The role of the spy is as old as civilization itself. Knowledge has always been power – right back to the earliest settlements and the need of every ruler to find out what his enemies are doing, thinking and planning. Whilst the role of the spy has remained constant throughout the centuries, the means by which agents can steal, learn and acquire secrets has been transformed beyond all recognition.

The Digital Prologue – an interactive journey through the centuries in the German Spy Museum

Kings, emperors & churches

The Ancient Egyptians even coined a new word for a new breed of public servant – »the eyes of the Pharaoh«. The Persian King Cyrus the Great (c. 590-530 B.C.) called them his many “eyes and ears”. Even the ancient Chinese military theorist General Sun Tzu (c. 554-496 B.C.) devoted a whole chapter of his seminal »The Art of War« to the role of the spy.

The Ancient Greeks and Romans also made extensive use of espionage, although the Romans took a long time to appreciate the importance of the spy. Nevertheless, having started, they made up for lost time by coining the name by which we now refer to the role of a secret agent. The Latin spicere (to look on) evolved into »spy” whilst the term »agent« is equally Latin, – agentes in rebus or »agents in public mission«.

The majority of medieval spies were priests and monks – able to read and write in a number of languages, and spread in a network throughout Europe – they were well placed to function as an intelligence network. The occupation underwent a wave of professionalization during the 15th century, with trained agents replacing the travelling merchants and soldiers previously used to gather information. The counsellors of the English Queen Elizabeth I (1533-1603) established the first dedicated intelligence network, whilst in France, Cardinal Richelieu (1585-1642) used his »Cabinet Noir” to monitor the correspondence of foreign diplomats and those suspected of treason. A system of postal intelligence was perfected by the »Secret Cipher Chancellery« in Vienna (1716-1848).


King Cyrus II (6th century B.C.)
of Persia had an extensive network of spies



The basic principle of the Cryptex from »The Da Vinci Code« can already be found in medieval sources


The Alberti Cipher Disc was one of the first devices for encrypting messages (15th century)

Modern times

The advent of new communication technologies such as the telegraph, telephone and photography in the 19th century changed the face of spying. Not only was it possible to collect information in new and ever-more covert methods; it could be communicated across large distances in real time. Later, human agents became ever-less important, to be replaced by machines.
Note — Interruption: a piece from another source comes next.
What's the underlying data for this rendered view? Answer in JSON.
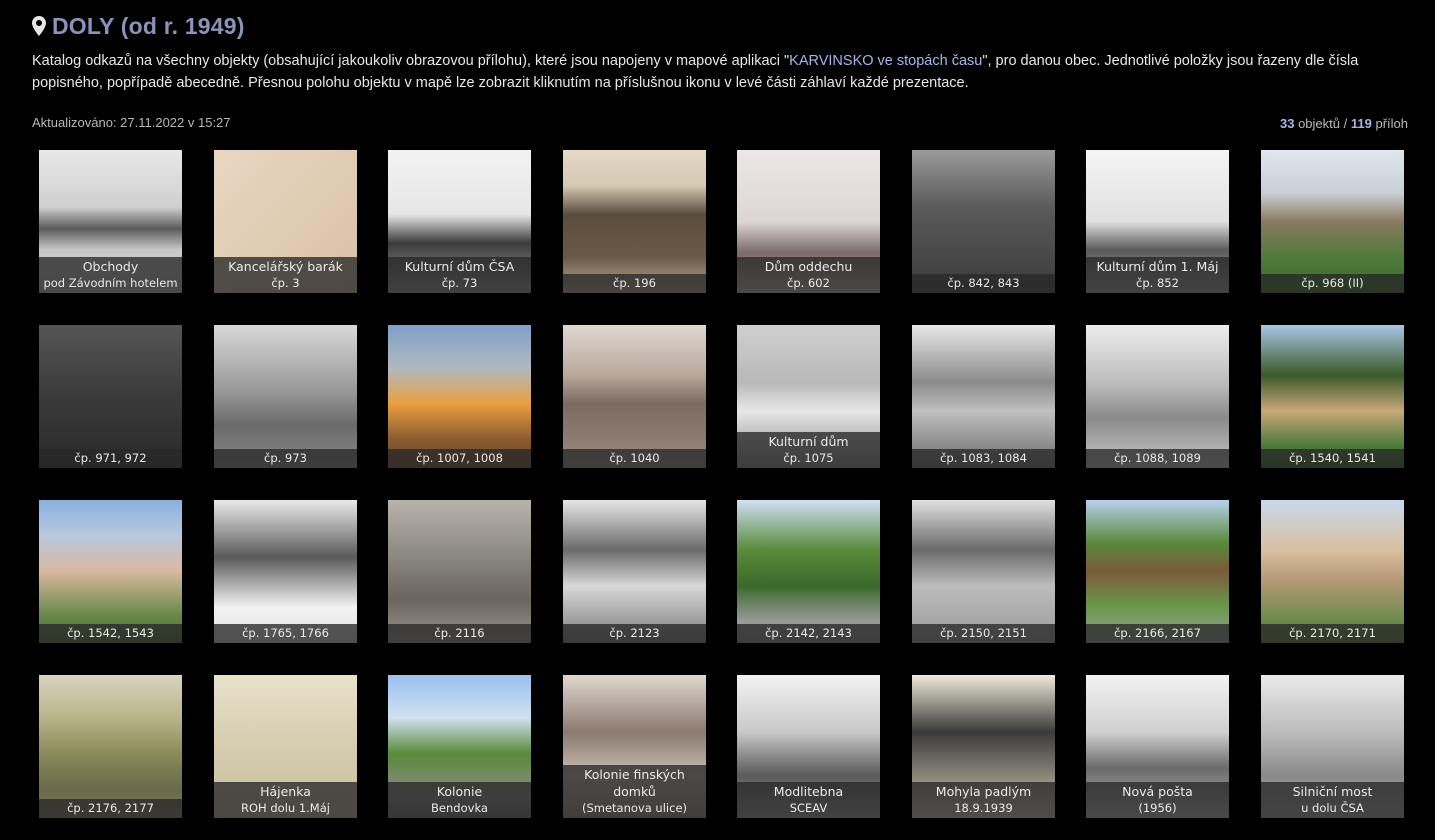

The intelligence organizations of World War Two played a decisive role in influencing the military course of the war – The British code breakers of Bletchley Park encoded the Enigma machine and were able to read Axis signal traffic with near impunity and provide information vital to the prosecution of the war. The Cold War (1947-1989) was conducted to a greater extent than ever before as a war of espionage; the intelligence services were used both to gauge the strength of enemy forces and shore up various political systems.

The collapse of the Warsaw Pact in the 1990s heralded a further paradigm change for the world’s intelligence agencies, which are now forced to deal with industrial espionage and since 2001, the threat posed by international terrorism. Many governments have moved towards the mass surveillance of Big Data, which they justify with the terrorist threat. Given the sheer scale of the internet and the vast volume of its data traffic, this poses a considerable challenge to the activities of today’s spies.


Mata Hari – (alleged?) double agent from World War I


Enigma – a military encryption machine from World War II